● **YOUR GOAL**: Once every line below with "juan" has been counted, state the total and nothing else.

● **DATA TO PROCESS**:
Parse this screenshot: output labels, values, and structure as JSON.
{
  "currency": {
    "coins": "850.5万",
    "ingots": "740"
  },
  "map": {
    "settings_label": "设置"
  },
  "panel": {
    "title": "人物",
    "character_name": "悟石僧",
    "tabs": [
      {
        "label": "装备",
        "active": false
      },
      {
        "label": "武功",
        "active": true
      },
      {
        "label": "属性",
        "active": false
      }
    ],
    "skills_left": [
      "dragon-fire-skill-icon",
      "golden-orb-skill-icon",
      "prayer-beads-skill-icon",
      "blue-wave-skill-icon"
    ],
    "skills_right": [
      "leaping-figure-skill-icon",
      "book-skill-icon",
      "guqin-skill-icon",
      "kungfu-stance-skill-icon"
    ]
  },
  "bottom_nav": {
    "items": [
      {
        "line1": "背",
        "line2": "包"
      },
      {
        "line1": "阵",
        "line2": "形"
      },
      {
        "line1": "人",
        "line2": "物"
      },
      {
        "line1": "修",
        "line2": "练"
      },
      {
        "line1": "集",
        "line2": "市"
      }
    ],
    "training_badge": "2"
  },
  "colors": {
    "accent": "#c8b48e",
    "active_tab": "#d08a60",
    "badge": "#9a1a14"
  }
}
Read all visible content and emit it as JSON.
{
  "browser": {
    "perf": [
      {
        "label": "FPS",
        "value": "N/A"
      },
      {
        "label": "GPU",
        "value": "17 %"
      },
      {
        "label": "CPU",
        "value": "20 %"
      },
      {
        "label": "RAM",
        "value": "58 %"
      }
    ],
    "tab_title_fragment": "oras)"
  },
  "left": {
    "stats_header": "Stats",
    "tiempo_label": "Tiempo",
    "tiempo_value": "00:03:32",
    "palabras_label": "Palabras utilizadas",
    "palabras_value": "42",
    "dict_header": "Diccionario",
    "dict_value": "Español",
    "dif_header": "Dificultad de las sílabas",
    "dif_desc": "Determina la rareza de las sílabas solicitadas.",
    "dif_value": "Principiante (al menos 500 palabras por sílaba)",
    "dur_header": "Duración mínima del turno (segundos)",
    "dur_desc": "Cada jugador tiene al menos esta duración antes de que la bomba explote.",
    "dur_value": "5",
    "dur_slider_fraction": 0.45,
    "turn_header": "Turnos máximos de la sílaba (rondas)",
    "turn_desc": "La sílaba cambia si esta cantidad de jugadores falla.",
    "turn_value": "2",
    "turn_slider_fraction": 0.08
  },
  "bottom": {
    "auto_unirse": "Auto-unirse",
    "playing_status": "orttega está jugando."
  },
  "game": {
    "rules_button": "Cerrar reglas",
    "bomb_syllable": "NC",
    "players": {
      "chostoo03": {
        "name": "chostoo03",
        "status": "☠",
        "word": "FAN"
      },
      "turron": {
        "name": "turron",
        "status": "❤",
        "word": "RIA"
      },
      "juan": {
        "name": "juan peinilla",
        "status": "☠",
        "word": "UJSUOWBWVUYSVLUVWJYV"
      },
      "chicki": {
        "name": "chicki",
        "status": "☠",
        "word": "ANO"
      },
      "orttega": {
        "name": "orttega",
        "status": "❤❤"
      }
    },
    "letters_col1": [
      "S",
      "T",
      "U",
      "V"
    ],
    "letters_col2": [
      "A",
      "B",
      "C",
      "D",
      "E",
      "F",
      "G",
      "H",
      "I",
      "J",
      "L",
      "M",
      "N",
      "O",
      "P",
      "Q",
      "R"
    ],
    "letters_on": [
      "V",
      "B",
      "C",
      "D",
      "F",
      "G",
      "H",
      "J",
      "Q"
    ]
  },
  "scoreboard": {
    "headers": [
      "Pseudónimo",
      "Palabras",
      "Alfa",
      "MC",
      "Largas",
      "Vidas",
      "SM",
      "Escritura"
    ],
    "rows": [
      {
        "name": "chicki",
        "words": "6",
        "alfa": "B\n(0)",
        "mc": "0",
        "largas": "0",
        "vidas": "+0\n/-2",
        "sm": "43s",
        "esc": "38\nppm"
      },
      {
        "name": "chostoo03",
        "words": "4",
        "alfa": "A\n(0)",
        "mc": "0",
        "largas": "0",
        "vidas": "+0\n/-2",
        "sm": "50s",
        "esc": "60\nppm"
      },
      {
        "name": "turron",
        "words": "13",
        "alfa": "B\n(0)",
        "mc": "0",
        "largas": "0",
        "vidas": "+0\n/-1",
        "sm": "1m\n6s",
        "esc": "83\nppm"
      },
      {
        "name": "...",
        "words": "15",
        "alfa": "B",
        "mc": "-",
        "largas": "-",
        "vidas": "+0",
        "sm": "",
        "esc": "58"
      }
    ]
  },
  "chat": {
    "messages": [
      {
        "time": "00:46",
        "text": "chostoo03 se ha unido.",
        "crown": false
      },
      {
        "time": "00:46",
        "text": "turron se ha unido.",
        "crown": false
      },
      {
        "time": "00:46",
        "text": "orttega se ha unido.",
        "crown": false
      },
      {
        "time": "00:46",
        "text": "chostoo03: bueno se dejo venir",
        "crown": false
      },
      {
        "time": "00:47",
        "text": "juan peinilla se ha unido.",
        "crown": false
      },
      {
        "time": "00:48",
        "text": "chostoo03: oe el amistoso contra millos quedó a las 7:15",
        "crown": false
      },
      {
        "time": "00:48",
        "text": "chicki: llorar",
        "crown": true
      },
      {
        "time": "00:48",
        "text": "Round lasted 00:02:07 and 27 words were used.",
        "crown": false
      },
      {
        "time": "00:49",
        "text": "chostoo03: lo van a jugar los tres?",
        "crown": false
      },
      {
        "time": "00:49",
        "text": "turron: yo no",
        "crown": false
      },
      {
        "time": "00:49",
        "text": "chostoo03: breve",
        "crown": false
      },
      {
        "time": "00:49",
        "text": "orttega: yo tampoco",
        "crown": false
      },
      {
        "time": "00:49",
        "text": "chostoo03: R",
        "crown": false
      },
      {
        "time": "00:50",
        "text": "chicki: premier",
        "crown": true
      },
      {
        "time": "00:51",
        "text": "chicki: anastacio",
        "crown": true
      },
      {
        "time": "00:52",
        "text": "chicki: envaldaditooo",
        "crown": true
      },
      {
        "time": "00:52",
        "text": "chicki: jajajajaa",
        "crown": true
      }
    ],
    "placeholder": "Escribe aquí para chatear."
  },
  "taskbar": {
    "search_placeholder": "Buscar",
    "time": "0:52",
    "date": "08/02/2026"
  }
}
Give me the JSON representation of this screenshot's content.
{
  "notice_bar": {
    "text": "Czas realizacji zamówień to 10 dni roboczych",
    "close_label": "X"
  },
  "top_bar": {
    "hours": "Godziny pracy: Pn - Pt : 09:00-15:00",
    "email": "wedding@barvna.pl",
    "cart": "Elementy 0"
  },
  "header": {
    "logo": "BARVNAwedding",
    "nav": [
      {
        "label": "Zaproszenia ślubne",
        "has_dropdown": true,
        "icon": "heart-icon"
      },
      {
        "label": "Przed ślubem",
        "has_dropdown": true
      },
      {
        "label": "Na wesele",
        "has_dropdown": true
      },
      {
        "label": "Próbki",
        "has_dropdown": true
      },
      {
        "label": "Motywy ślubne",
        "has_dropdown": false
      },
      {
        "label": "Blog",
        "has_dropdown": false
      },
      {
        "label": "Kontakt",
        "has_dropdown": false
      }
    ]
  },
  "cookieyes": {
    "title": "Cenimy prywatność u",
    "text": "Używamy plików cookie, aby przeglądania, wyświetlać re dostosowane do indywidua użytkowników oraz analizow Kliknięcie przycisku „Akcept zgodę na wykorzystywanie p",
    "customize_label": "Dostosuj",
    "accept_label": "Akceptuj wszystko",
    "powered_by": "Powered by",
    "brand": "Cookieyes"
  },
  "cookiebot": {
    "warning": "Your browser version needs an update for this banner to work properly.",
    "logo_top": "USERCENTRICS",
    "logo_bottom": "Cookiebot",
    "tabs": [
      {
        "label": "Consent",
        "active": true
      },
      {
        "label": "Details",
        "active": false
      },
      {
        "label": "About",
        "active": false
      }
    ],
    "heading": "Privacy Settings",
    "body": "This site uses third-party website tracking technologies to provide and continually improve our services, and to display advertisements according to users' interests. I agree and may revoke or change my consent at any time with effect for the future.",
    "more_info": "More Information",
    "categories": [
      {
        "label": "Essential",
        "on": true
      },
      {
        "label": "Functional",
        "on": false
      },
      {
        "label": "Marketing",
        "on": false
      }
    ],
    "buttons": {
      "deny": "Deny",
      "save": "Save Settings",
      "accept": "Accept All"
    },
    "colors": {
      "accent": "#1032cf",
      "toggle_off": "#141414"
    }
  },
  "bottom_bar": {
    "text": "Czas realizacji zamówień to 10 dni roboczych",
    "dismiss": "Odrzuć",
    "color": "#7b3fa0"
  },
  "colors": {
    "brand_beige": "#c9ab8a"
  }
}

● **RESULT FOR THIS TASK**: 3